Note 2. See the lives of these three holy men, written by Thomas-à-Kempis, that great contemplative and pious canon regular in the convent of Mount St. Agnes, near Zwoll in Overyssell, where he made his profession in 1400, and died in 1471, in the ninety-first year of his age. In his youth he studied in the school of these secular clerks, who lived in community. Whether he composed or only copied the incomparable book, Of the Imitation of Christ, is a question of small importance, though it has produced so many prolix and elaborate dissertations, and so many warm contests; of which an account is given by Thuillier, in an express dissertation, prefixed to the posthumous works of Mabillon and Ruinart. That the author was a monk, or at least a religious man, consequently not the learned and pious John Gerson, the chancellor of Paris, as Du-Pin and some others pretended, is clear from the author’s own words. Abbé Valart, in a French dissertation inserted in his neat and correct edition of the Imitation of Christ, published at Paris in 1758, enforces the proofs of the Benedictins and their partisans, that the author was not Thomas-à-Kempis, that he lived in the thirteenth century, and that he was a Benedictin abbot at Vercelli, named John Gessen or Gersen. A Canon Regular of St. Genevieve, published a neat and methodical reply under this title: “Dissertation sur le Véritable Auteur du Livre de l’Imitation, &c., pour servir de réponse à celle de M. l’Abbé Valart,” in which he demonstrates that no Benedictin abbot or John Gersen was St. Antony of Padua’s master at Vercelli (as Sedulius and Valart advance) but one Thomas, a canon regular of St. Victor’s at Paris, then abbot of St. Andrew’s at Vercelli, and a famous professor in theology: he questions the authority of those who say that Ludolf of Saxony translated The Imitation of Christ into German about the year 1330. But his arguments to disprove the claim which is made in favour of the unknown Abbot Gersen, are more solid than those by which he endeavours to vindicate Kempis’s title to this work. Kempis’s other works bear evident testimony to his extraordinary sanctity, and spirit of prayer and contemplation; whether the style has any affinity with that of The Imitation of Christ, let others judge.
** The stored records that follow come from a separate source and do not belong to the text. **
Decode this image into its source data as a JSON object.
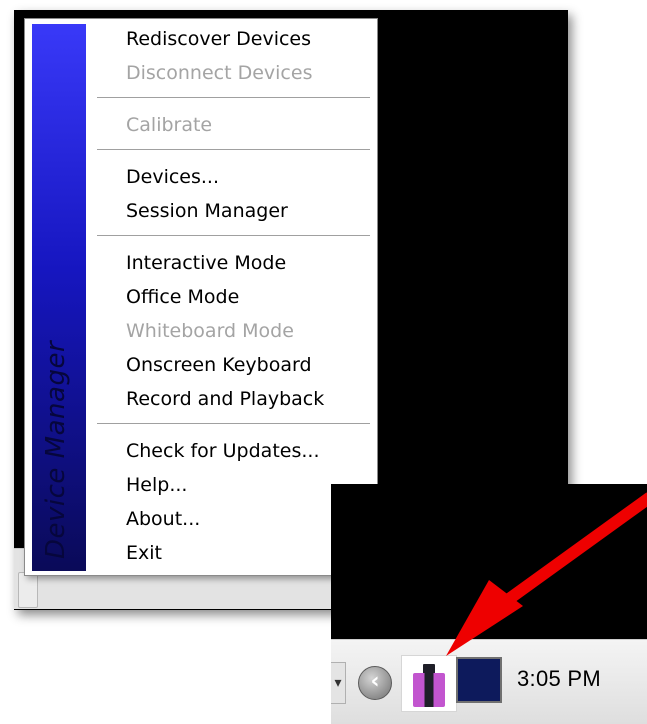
{
  "context_menu": {
    "sidebar_title": "Device Manager",
    "items": [
      {
        "label": "Rediscover Devices",
        "enabled": true
      },
      {
        "label": "Disconnect Devices",
        "enabled": false
      },
      {
        "label": "Calibrate",
        "enabled": false
      },
      {
        "label": "Devices...",
        "enabled": true
      },
      {
        "label": "Session Manager",
        "enabled": true
      },
      {
        "label": "Interactive Mode",
        "enabled": true
      },
      {
        "label": "Office Mode",
        "enabled": true
      },
      {
        "label": "Whiteboard Mode",
        "enabled": false
      },
      {
        "label": "Onscreen Keyboard",
        "enabled": true
      },
      {
        "label": "Record and Playback",
        "enabled": true
      },
      {
        "label": "Check for Updates...",
        "enabled": true
      },
      {
        "label": "Help...",
        "enabled": true
      },
      {
        "label": "About...",
        "enabled": true
      },
      {
        "label": "Exit",
        "enabled": true
      }
    ]
  },
  "taskbar": {
    "clock": "3:05 PM",
    "icons": [
      "expand-hidden-icons-icon",
      "device-manager-tray-icon",
      "square-app-icon"
    ]
  },
  "colors": {
    "sidebar_gradient_top": "#3939f8",
    "sidebar_gradient_bottom": "#0a0a58",
    "disabled_text": "#a4a4a4",
    "arrow": "#ee0000"
  }
}
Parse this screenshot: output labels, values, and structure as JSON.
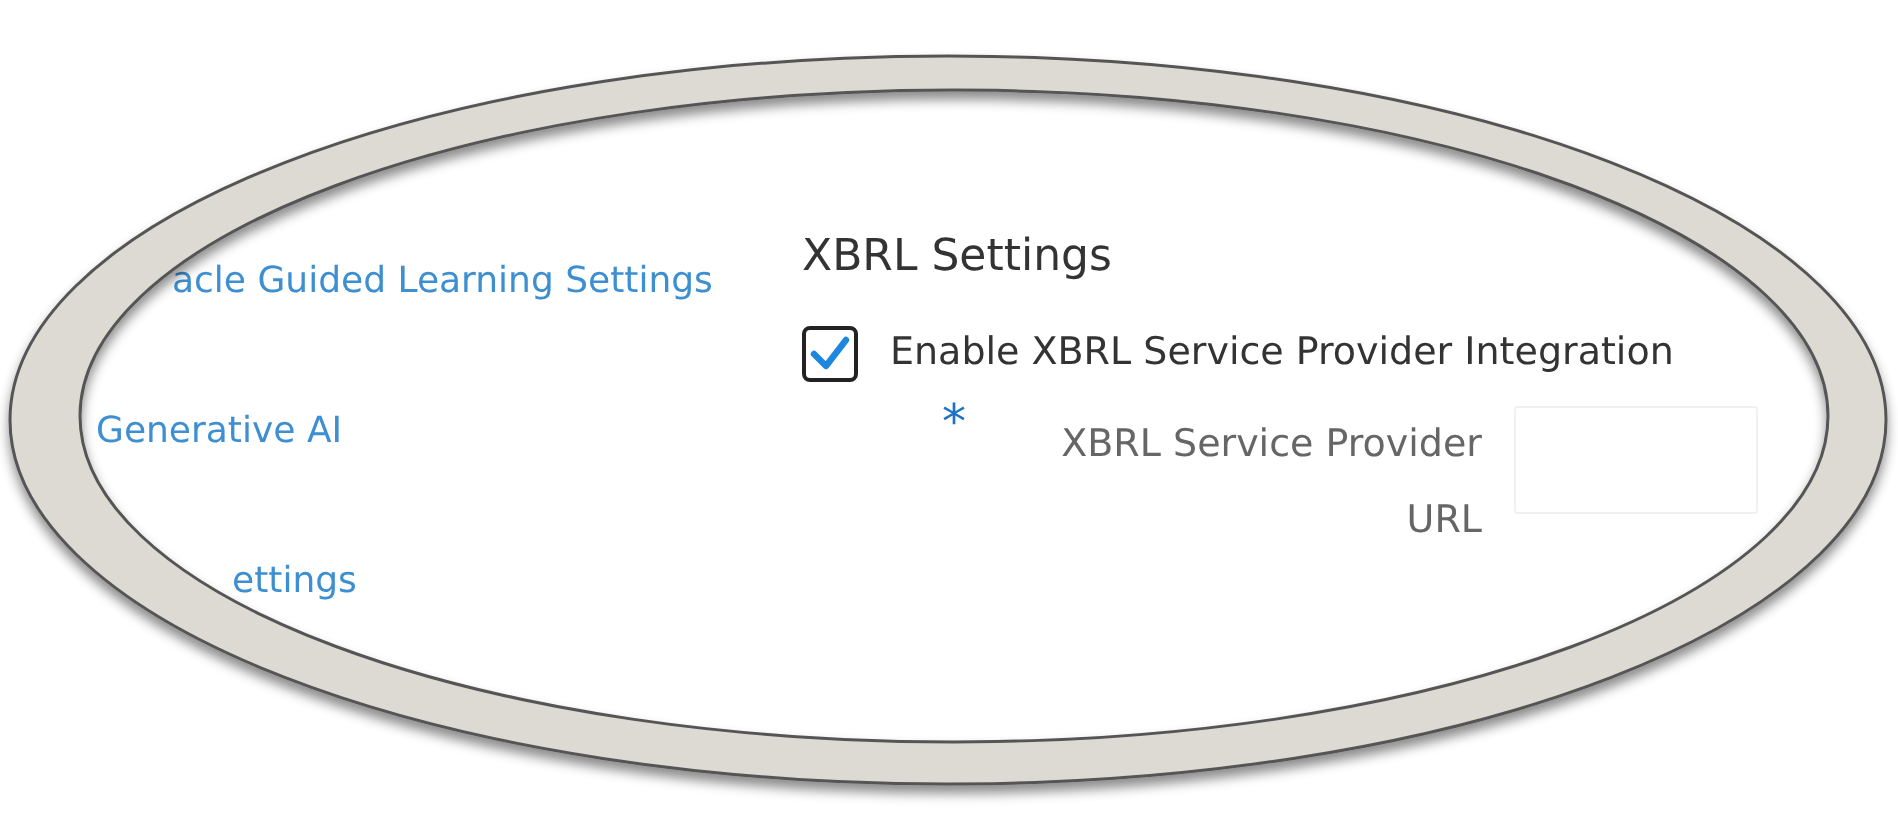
{
  "sidebar": {
    "items": [
      {
        "label": "acle Guided Learning Settings"
      },
      {
        "label": "Generative AI"
      },
      {
        "label": "ettings"
      }
    ]
  },
  "section": {
    "title": "XBRL Settings",
    "checkbox": {
      "label": "Enable XBRL Service Provider Integration",
      "checked": true
    },
    "field": {
      "label": "XBRL Service Provider URL",
      "required": true,
      "mark": "*"
    }
  }
}
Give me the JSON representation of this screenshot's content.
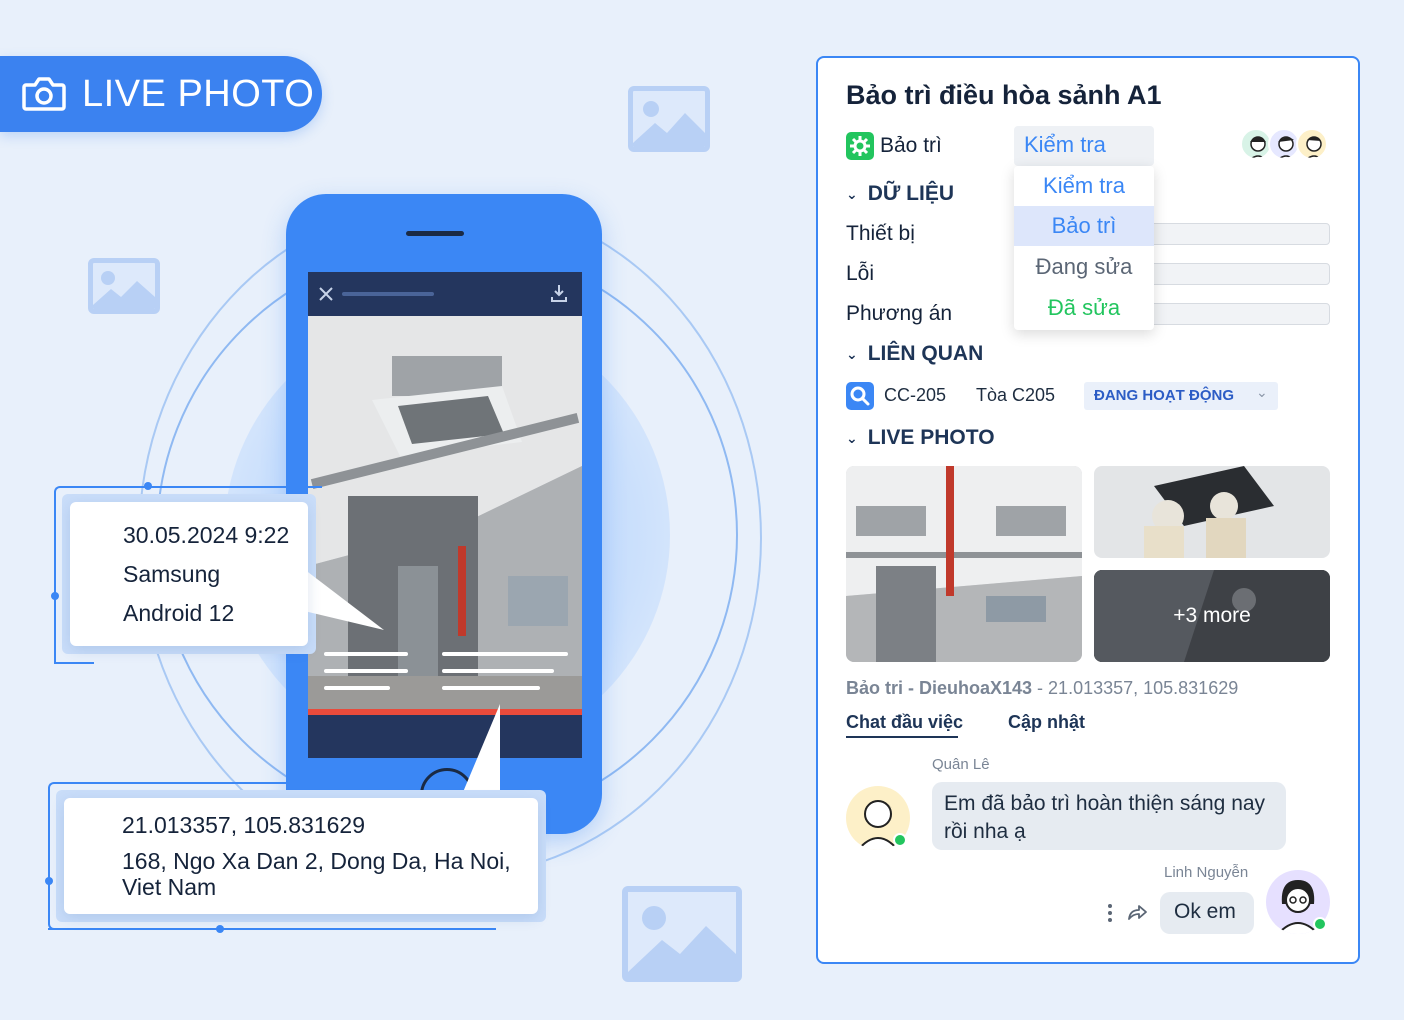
{
  "badge": {
    "label": "LIVE PHOTO"
  },
  "info_card_1": {
    "line1": "30.05.2024 9:22",
    "line2": "Samsung",
    "line3": "Android 12"
  },
  "info_card_2": {
    "line1": "21.013357, 105.831629",
    "line2": "168, Ngo Xa Dan 2, Dong Da, Ha Noi, Viet Nam"
  },
  "panel": {
    "title": "Bảo trì điều hòa sảnh A1",
    "category": "Bảo trì",
    "status_selected": "Kiểm tra",
    "status_options": [
      {
        "label": "Kiểm tra",
        "color": "#3b87f5"
      },
      {
        "label": "Bảo trì",
        "color": "#3b87f5"
      },
      {
        "label": "Đang sửa",
        "color": "#5b6675"
      },
      {
        "label": "Đã sửa",
        "color": "#22c55e"
      }
    ],
    "section_data": "DỮ LIỆU",
    "fields": [
      "Thiết bị",
      "Lỗi",
      "Phương án"
    ],
    "section_related": "LIÊN QUAN",
    "related": {
      "code": "CC-205",
      "name": "Tòa C205",
      "status": "ĐANG HOẠT ĐỘNG"
    },
    "section_photo": "LIVE PHOTO",
    "more_label": "+3 more",
    "photo_caption_bold": "Bảo tri - DieuhoaX143",
    "photo_caption_rest": " - 21.013357, 105.831629",
    "tabs": [
      "Chat đầu việc",
      "Cập nhật"
    ],
    "messages": [
      {
        "author": "Quân Lê",
        "text": "Em đã bảo trì hoàn thiện sáng nay rồi nha ạ"
      },
      {
        "author": "Linh Nguyễn",
        "text": "Ok em"
      }
    ]
  },
  "colors": {
    "accent": "#3b87f5",
    "online": "#22c55e",
    "category_icon": "#22c55e"
  }
}
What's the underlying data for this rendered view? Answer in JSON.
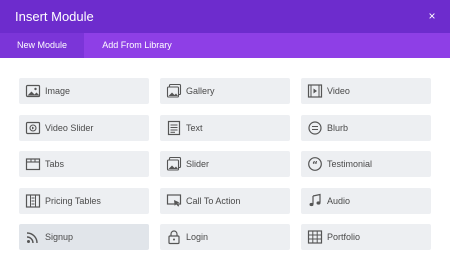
{
  "modal": {
    "title": "Insert Module",
    "close_glyph": "×"
  },
  "tabs": [
    {
      "label": "New Module",
      "active": true
    },
    {
      "label": "Add From Library",
      "active": false
    }
  ],
  "modules": [
    {
      "label": "Image",
      "icon": "image-icon"
    },
    {
      "label": "Gallery",
      "icon": "gallery-icon"
    },
    {
      "label": "Video",
      "icon": "video-icon"
    },
    {
      "label": "Video Slider",
      "icon": "video-slider-icon"
    },
    {
      "label": "Text",
      "icon": "text-icon"
    },
    {
      "label": "Blurb",
      "icon": "blurb-icon"
    },
    {
      "label": "Tabs",
      "icon": "tabs-icon"
    },
    {
      "label": "Slider",
      "icon": "slider-icon"
    },
    {
      "label": "Testimonial",
      "icon": "testimonial-icon"
    },
    {
      "label": "Pricing Tables",
      "icon": "pricing-tables-icon"
    },
    {
      "label": "Call To Action",
      "icon": "call-to-action-icon"
    },
    {
      "label": "Audio",
      "icon": "audio-icon"
    },
    {
      "label": "Signup",
      "icon": "signup-icon"
    },
    {
      "label": "Login",
      "icon": "login-icon"
    },
    {
      "label": "Portfolio",
      "icon": "portfolio-icon"
    }
  ],
  "colors": {
    "header_bg": "#6d2ccd",
    "tabs_bg": "#8e3fe6",
    "active_tab_bg": "#7b35d8",
    "tile_bg": "#edeff2",
    "tile_text": "#4a4a4a"
  }
}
The Flandrican idiotisms on which Sanders, Foppens, &c. lay great stress, seem not clearer than several Italicisms. It is to conform to the opinion which has been most common, and because no other’s claim is made out, that this book is quoted in this work under the name of Kempis, who was at least a copier. The author was doubtless a saint, and the more happy in his holy retirement and constant conversation with heaven, as he found the art of living entirely concealed from the world. It is the privilege of this book to make saints, and to be the pocket companion of all devout persons; this book being the genuine effusion of a perfect Christian spirit. It is, says Fontenelle, the most excellent book that ever came from the hand of man, the holy scriptures being of divine original. The Spiritual Combat may be called its key or introduction. [back]